Website and app data records:
____________________
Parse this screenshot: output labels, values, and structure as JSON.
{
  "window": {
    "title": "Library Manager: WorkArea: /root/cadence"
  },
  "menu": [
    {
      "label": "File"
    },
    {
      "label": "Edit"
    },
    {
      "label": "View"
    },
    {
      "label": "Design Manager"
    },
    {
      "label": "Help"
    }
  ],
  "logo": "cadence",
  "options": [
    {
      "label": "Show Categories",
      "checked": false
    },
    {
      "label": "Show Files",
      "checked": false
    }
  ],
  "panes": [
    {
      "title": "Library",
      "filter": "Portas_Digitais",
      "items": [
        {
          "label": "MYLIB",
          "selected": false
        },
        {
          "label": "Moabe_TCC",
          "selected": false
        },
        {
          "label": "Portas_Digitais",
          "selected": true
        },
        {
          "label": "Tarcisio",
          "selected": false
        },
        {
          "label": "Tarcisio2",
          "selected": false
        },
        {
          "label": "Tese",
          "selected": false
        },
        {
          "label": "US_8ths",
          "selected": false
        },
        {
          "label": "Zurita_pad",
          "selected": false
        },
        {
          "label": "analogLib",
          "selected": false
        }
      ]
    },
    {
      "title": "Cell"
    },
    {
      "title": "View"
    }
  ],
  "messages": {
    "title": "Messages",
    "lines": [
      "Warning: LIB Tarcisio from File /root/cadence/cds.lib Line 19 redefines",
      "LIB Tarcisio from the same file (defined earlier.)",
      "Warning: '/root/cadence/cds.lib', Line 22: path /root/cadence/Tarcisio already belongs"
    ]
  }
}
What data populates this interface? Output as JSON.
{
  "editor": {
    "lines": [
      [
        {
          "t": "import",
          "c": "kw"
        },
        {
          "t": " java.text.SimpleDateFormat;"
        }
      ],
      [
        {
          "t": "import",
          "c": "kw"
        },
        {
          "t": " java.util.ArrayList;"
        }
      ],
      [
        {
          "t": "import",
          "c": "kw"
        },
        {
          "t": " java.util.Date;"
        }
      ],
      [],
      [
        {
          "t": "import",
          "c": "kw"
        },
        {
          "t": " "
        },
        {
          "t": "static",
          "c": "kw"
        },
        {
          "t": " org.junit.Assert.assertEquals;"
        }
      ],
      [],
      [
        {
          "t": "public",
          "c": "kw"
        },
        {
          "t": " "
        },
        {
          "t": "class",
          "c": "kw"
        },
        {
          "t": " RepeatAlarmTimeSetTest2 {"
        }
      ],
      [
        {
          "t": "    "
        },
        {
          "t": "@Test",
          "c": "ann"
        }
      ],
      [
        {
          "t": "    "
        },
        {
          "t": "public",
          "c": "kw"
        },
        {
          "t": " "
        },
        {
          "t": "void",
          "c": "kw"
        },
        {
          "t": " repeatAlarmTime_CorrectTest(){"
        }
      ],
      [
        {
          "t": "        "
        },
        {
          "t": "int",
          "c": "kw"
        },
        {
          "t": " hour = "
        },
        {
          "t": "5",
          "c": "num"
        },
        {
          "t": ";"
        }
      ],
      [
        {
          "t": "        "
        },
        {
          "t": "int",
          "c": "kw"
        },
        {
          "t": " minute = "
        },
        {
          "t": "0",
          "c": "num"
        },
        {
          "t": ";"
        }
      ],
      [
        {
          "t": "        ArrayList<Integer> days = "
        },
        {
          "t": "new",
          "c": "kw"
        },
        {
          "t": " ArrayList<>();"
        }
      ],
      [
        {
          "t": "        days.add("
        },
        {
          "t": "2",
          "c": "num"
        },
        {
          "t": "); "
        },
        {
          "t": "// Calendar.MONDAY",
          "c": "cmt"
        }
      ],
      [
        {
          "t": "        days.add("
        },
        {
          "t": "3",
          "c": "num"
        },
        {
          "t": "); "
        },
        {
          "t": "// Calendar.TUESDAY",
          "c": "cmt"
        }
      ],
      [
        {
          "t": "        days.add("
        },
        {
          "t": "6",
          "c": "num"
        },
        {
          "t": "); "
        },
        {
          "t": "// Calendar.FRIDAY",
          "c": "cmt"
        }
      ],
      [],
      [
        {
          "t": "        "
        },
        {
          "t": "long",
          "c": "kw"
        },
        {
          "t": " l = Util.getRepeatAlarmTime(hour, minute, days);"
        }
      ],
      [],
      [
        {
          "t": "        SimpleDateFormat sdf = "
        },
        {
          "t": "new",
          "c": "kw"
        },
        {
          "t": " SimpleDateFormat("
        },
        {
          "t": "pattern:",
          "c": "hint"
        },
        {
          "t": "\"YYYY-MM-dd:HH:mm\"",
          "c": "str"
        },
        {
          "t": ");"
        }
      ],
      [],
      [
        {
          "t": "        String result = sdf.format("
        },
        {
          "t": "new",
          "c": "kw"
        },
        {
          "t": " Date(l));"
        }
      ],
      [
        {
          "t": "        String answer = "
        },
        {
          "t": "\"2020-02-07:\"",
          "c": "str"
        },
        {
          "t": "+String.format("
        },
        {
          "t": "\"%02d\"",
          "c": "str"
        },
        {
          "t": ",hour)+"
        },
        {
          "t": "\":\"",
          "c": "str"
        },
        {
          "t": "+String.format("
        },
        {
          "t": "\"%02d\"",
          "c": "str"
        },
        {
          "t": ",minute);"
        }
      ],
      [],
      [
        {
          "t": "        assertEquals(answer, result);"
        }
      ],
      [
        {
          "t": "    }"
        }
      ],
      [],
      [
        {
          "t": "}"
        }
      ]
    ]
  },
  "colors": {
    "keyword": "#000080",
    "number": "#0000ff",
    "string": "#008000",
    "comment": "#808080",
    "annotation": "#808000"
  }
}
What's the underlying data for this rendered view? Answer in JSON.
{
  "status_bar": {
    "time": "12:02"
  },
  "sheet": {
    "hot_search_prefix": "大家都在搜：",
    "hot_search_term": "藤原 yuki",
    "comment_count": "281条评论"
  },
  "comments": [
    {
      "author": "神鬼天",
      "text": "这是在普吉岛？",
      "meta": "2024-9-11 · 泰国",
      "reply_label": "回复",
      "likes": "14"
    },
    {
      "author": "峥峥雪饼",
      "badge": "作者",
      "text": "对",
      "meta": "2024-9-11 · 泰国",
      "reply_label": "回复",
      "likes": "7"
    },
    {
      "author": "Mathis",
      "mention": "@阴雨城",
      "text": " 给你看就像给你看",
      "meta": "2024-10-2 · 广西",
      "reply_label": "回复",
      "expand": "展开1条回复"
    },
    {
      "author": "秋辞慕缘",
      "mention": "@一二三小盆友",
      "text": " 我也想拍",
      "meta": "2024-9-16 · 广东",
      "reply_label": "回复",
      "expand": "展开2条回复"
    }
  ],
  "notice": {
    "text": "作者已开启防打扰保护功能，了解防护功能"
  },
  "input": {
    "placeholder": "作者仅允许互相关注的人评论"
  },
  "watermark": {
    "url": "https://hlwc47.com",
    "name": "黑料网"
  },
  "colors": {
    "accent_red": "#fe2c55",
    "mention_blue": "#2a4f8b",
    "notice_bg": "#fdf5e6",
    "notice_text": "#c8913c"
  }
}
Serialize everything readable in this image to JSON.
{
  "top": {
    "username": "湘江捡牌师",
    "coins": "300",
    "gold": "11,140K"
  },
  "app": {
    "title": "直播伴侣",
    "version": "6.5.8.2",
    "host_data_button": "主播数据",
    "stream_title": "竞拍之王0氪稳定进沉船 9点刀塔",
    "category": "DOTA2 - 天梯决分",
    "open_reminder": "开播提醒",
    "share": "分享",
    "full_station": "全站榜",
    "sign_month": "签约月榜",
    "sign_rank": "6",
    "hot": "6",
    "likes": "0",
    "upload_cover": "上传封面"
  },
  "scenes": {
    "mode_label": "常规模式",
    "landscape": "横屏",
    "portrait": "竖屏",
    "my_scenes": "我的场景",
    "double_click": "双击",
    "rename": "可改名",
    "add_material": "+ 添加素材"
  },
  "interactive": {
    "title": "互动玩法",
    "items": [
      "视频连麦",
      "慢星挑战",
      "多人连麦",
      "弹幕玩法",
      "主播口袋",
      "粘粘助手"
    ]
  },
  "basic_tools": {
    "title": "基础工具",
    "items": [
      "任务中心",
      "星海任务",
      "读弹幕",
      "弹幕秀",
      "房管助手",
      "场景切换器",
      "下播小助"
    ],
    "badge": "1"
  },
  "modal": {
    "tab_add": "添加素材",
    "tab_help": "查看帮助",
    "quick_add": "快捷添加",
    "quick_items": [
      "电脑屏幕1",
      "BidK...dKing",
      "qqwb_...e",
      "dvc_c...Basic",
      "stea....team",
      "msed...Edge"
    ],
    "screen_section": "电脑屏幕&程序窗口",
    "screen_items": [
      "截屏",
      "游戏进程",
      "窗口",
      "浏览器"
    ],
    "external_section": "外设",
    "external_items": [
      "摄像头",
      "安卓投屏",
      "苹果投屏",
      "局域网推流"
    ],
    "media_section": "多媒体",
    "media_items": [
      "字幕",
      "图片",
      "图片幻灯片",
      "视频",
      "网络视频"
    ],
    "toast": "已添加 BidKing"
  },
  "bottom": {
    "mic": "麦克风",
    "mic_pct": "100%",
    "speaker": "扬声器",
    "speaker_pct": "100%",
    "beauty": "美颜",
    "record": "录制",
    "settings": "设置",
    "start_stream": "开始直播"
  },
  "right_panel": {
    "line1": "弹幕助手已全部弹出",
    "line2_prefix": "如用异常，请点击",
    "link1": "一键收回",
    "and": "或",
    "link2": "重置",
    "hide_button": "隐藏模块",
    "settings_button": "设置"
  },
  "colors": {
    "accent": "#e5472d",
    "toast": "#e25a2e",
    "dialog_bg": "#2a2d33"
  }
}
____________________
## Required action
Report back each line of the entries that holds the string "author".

## Exercise response
      "author": "神鬼天",
      "author": "峥峥雪饼",
      "author": "Mathis",
      "author": "秋辞慕缘",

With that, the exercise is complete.